(Source records)
########################################

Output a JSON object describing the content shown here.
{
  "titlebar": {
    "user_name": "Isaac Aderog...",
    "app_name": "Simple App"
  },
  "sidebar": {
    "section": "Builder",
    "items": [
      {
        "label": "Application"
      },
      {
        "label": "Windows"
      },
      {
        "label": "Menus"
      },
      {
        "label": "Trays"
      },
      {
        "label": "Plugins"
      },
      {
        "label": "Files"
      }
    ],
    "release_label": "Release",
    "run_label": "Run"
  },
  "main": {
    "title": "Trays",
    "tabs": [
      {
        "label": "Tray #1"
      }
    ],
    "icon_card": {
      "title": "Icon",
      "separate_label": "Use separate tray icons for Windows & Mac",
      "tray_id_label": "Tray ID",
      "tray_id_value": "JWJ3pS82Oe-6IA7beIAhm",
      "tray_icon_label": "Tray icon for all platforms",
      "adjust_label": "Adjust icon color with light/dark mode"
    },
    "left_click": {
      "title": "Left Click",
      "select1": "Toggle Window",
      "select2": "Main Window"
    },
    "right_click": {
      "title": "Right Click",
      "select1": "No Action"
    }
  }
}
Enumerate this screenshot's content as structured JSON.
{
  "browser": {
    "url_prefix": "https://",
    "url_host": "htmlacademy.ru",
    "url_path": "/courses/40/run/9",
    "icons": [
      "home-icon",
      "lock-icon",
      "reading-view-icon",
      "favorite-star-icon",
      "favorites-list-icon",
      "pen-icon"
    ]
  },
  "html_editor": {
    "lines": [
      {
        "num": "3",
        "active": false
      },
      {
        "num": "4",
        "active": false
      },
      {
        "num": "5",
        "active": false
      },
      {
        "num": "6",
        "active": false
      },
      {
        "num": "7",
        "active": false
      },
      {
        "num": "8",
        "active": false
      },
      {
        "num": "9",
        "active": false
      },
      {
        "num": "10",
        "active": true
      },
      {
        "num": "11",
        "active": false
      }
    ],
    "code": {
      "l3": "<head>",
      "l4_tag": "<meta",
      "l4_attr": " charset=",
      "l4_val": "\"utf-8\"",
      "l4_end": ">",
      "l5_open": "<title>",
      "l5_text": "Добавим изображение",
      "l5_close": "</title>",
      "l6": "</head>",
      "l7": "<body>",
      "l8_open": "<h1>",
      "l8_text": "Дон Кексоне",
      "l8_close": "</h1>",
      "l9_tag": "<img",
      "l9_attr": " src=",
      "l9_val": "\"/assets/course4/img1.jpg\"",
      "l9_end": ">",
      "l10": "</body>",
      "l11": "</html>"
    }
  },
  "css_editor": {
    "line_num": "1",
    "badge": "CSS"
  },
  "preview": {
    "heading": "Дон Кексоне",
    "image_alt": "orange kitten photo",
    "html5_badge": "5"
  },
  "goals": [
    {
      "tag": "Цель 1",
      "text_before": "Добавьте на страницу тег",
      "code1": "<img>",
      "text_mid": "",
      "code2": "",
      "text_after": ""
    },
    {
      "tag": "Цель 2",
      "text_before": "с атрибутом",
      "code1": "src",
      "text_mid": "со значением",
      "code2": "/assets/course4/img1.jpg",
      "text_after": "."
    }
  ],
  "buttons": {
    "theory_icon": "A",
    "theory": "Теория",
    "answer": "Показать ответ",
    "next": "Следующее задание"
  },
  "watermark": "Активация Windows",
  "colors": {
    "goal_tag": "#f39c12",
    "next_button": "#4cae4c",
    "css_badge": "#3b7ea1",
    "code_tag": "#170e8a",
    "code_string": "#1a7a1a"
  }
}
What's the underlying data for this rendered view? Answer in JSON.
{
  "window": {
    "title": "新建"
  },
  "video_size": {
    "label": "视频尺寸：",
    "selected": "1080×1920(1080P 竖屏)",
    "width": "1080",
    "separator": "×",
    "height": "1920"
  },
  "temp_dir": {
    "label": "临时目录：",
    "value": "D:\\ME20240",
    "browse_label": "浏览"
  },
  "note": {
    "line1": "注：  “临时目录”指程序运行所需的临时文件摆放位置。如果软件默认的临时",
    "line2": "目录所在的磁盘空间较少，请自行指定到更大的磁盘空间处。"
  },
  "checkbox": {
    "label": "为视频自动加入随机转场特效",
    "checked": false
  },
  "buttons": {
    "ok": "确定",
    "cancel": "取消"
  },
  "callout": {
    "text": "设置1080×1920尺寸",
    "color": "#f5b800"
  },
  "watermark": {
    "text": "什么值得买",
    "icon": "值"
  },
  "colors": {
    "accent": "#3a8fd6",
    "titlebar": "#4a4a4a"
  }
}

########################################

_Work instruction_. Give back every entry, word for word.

_Solution for this task_.
Output a JSON object describing the content shown here.
{
  "titlebar": {
    "user_name": "Isaac Aderog...",
    "app_name": "Simple App"
  },
  "sidebar": {
    "section": "Builder",
    "items": [
      {
        "label": "Application"
      },
      {
        "label": "Windows"
      },
      {
        "label": "Menus"
      },
      {
        "label": "Trays"
      },
      {
        "label": "Plugins"
      },
      {
        "label": "Files"
      }
    ],
    "release_label": "Release",
    "run_label": "Run"
  },
  "main": {
    "title": "Trays",
    "tabs": [
      {
        "label": "Tray #1"
      }
    ],
    "icon_card": {
      "title": "Icon",
      "separate_label": "Use separate tray icons for Windows & Mac",
      "tray_id_label": "Tray ID",
      "tray_id_value": "JWJ3pS82Oe-6IA7beIAhm",
      "tray_icon_label": "Tray icon for all platforms",
      "adjust_label": "Adjust icon color with light/dark mode"
    },
    "left_click": {
      "title": "Left Click",
      "select1": "Toggle Window",
      "select2": "Main Window"
    },
    "right_click": {
      "title": "Right Click",
      "select1": "No Action"
    }
  }
}
Enumerate this screenshot's content as structured JSON.
{
  "browser": {
    "url_prefix": "https://",
    "url_host": "htmlacademy.ru",
    "url_path": "/courses/40/run/9",
    "icons": [
      "home-icon",
      "lock-icon",
      "reading-view-icon",
      "favorite-star-icon",
      "favorites-list-icon",
      "pen-icon"
    ]
  },
  "html_editor": {
    "lines": [
      {
        "num": "3",
        "active": false
      },
      {
        "num": "4",
        "active": false
      },
      {
        "num": "5",
        "active": false
      },
      {
        "num": "6",
        "active": false
      },
      {
        "num": "7",
        "active": false
      },
      {
        "num": "8",
        "active": false
      },
      {
        "num": "9",
        "active": false
      },
      {
        "num": "10",
        "active": true
      },
      {
        "num": "11",
        "active": false
      }
    ],
    "code": {
      "l3": "<head>",
      "l4_tag": "<meta",
      "l4_attr": " charset=",
      "l4_val": "\"utf-8\"",
      "l4_end": ">",
      "l5_open": "<title>",
      "l5_text": "Добавим изображение",
      "l5_close": "</title>",
      "l6": "</head>",
      "l7": "<body>",
      "l8_open": "<h1>",
      "l8_text": "Дон Кексоне",
      "l8_close": "</h1>",
      "l9_tag": "<img",
      "l9_attr": " src=",
      "l9_val": "\"/assets/course4/img1.jpg\"",
      "l9_end": ">",
      "l10": "</body>",
      "l11": "</html>"
    }
  },
  "css_editor": {
    "line_num": "1",
    "badge": "CSS"
  },
  "preview": {
    "heading": "Дон Кексоне",
    "image_alt": "orange kitten photo",
    "html5_badge": "5"
  },
  "goals": [
    {
      "tag": "Цель 1",
      "text_before": "Добавьте на страницу тег",
      "code1": "<img>",
      "text_mid": "",
      "code2": "",
      "text_after": ""
    },
    {
      "tag": "Цель 2",
      "text_before": "с атрибутом",
      "code1": "src",
      "text_mid": "со значением",
      "code2": "/assets/course4/img1.jpg",
      "text_after": "."
    }
  ],
  "buttons": {
    "theory_icon": "A",
    "theory": "Теория",
    "answer": "Показать ответ",
    "next": "Следующее задание"
  },
  "watermark": "Активация Windows",
  "colors": {
    "goal_tag": "#f39c12",
    "next_button": "#4cae4c",
    "css_badge": "#3b7ea1",
    "code_tag": "#170e8a",
    "code_string": "#1a7a1a"
  }
}
What's the underlying data for this rendered view? Answer in JSON.
{
  "window": {
    "title": "新建"
  },
  "video_size": {
    "label": "视频尺寸：",
    "selected": "1080×1920(1080P 竖屏)",
    "width": "1080",
    "separator": "×",
    "height": "1920"
  },
  "temp_dir": {
    "label": "临时目录：",
    "value": "D:\\ME20240",
    "browse_label": "浏览"
  },
  "note": {
    "line1": "注：  “临时目录”指程序运行所需的临时文件摆放位置。如果软件默认的临时",
    "line2": "目录所在的磁盘空间较少，请自行指定到更大的磁盘空间处。"
  },
  "checkbox": {
    "label": "为视频自动加入随机转场特效",
    "checked": false
  },
  "buttons": {
    "ok": "确定",
    "cancel": "取消"
  },
  "callout": {
    "text": "设置1080×1920尺寸",
    "color": "#f5b800"
  },
  "watermark": {
    "text": "什么值得买",
    "icon": "值"
  },
  "colors": {
    "accent": "#3a8fd6",
    "titlebar": "#4a4a4a"
  }
}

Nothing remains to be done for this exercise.